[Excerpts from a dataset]

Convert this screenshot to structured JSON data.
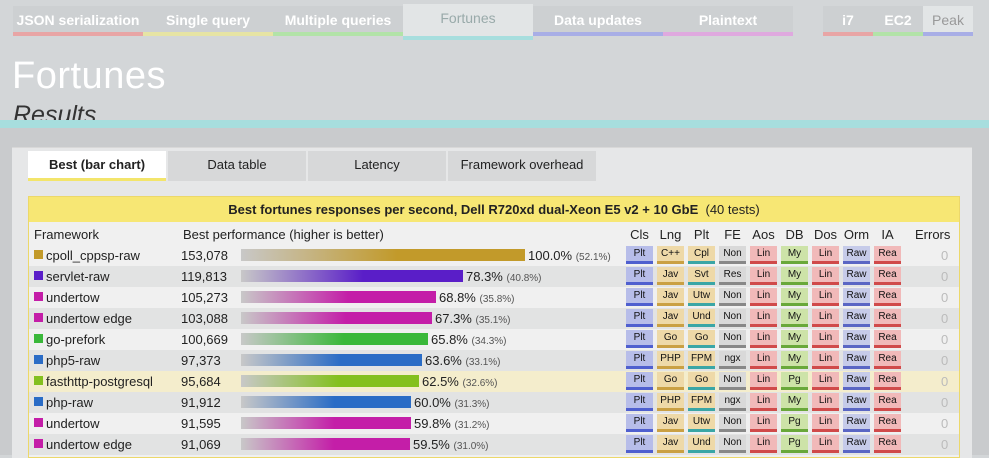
{
  "top_tabs": [
    {
      "label": "JSON serialization",
      "color": "#e8a5a5"
    },
    {
      "label": "Single query",
      "color": "#e6e4a4"
    },
    {
      "label": "Multiple queries",
      "color": "#b2e3a8"
    },
    {
      "label": "Fortunes",
      "color": "#a7dede",
      "active": true
    },
    {
      "label": "Data updates",
      "color": "#a8aee6"
    },
    {
      "label": "Plaintext",
      "color": "#dfa9df"
    },
    {
      "label": "i7",
      "color": "#e8a5a5"
    },
    {
      "label": "EC2",
      "color": "#b2e3a8"
    },
    {
      "label": "Peak",
      "color": "#a8aee6"
    }
  ],
  "header": {
    "title": "Fortunes",
    "subtitle": "Results"
  },
  "sub_tabs": [
    {
      "label": "Best (bar chart)",
      "active": true
    },
    {
      "label": "Data table"
    },
    {
      "label": "Latency"
    },
    {
      "label": "Framework overhead"
    }
  ],
  "table": {
    "caption_bold": "Best fortunes responses per second, Dell R720xd dual-Xeon E5 v2 + 10 GbE",
    "caption_extra": "(40 tests)",
    "col_framework": "Framework",
    "col_perf": "Best performance (higher is better)",
    "attr_headers": [
      "Cls",
      "Lng",
      "Plt",
      "FE",
      "Aos",
      "DB",
      "Dos",
      "Orm",
      "IA"
    ],
    "col_errors": "Errors",
    "rows": [
      {
        "framework": "cpoll_cppsp-raw",
        "value": "153,078",
        "pct": "100.0%",
        "pct_rel": "(52.1%)",
        "fraction": 1.0,
        "color": "#c29a2a",
        "attrs": [
          "Plt",
          "C++",
          "Cpl",
          "Non",
          "Lin",
          "My",
          "Lin",
          "Raw",
          "Rea"
        ],
        "errors": "0"
      },
      {
        "framework": "servlet-raw",
        "value": "119,813",
        "pct": "78.3%",
        "pct_rel": "(40.8%)",
        "fraction": 0.783,
        "color": "#5a1ec8",
        "attrs": [
          "Plt",
          "Jav",
          "Svt",
          "Res",
          "Lin",
          "My",
          "Lin",
          "Raw",
          "Rea"
        ],
        "errors": "0"
      },
      {
        "framework": "undertow",
        "value": "105,273",
        "pct": "68.8%",
        "pct_rel": "(35.8%)",
        "fraction": 0.688,
        "color": "#c41ea8",
        "attrs": [
          "Plt",
          "Jav",
          "Utw",
          "Non",
          "Lin",
          "My",
          "Lin",
          "Raw",
          "Rea"
        ],
        "errors": "0"
      },
      {
        "framework": "undertow edge",
        "value": "103,088",
        "pct": "67.3%",
        "pct_rel": "(35.1%)",
        "fraction": 0.673,
        "color": "#c41ea8",
        "attrs": [
          "Plt",
          "Jav",
          "Und",
          "Non",
          "Lin",
          "My",
          "Lin",
          "Raw",
          "Rea"
        ],
        "errors": "0"
      },
      {
        "framework": "go-prefork",
        "value": "100,669",
        "pct": "65.8%",
        "pct_rel": "(34.3%)",
        "fraction": 0.658,
        "color": "#3ab83a",
        "attrs": [
          "Plt",
          "Go",
          "Go",
          "Non",
          "Lin",
          "My",
          "Lin",
          "Raw",
          "Rea"
        ],
        "errors": "0"
      },
      {
        "framework": "php5-raw",
        "value": "97,373",
        "pct": "63.6%",
        "pct_rel": "(33.1%)",
        "fraction": 0.636,
        "color": "#2a6cc6",
        "attrs": [
          "Plt",
          "PHP",
          "FPM",
          "ngx",
          "Lin",
          "My",
          "Lin",
          "Raw",
          "Rea"
        ],
        "errors": "0"
      },
      {
        "framework": "fasthttp-postgresql",
        "value": "95,684",
        "pct": "62.5%",
        "pct_rel": "(32.6%)",
        "fraction": 0.625,
        "color": "#84c01e",
        "attrs": [
          "Plt",
          "Go",
          "Go",
          "Non",
          "Lin",
          "Pg",
          "Lin",
          "Raw",
          "Rea"
        ],
        "errors": "0",
        "highlight": true
      },
      {
        "framework": "php-raw",
        "value": "91,912",
        "pct": "60.0%",
        "pct_rel": "(31.3%)",
        "fraction": 0.6,
        "color": "#2a6cc6",
        "attrs": [
          "Plt",
          "PHP",
          "FPM",
          "ngx",
          "Lin",
          "My",
          "Lin",
          "Raw",
          "Rea"
        ],
        "errors": "0"
      },
      {
        "framework": "undertow",
        "value": "91,595",
        "pct": "59.8%",
        "pct_rel": "(31.2%)",
        "fraction": 0.598,
        "color": "#c41ea8",
        "attrs": [
          "Plt",
          "Jav",
          "Utw",
          "Non",
          "Lin",
          "Pg",
          "Lin",
          "Raw",
          "Rea"
        ],
        "errors": "0"
      },
      {
        "framework": "undertow edge",
        "value": "91,069",
        "pct": "59.5%",
        "pct_rel": "(31.0%)",
        "fraction": 0.595,
        "color": "#c41ea8",
        "attrs": [
          "Plt",
          "Jav",
          "Und",
          "Non",
          "Lin",
          "Pg",
          "Lin",
          "Raw",
          "Rea"
        ],
        "errors": "0"
      }
    ]
  }
}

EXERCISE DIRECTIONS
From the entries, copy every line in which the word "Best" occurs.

ANSWER FOR THE TASK
      "label": "Best (bar chart)",
    "caption_bold": "Best fortunes responses per second, Dell R720xd dual-Xeon E5 v2 + 10 GbE",
    "col_perf": "Best performance (higher is better)",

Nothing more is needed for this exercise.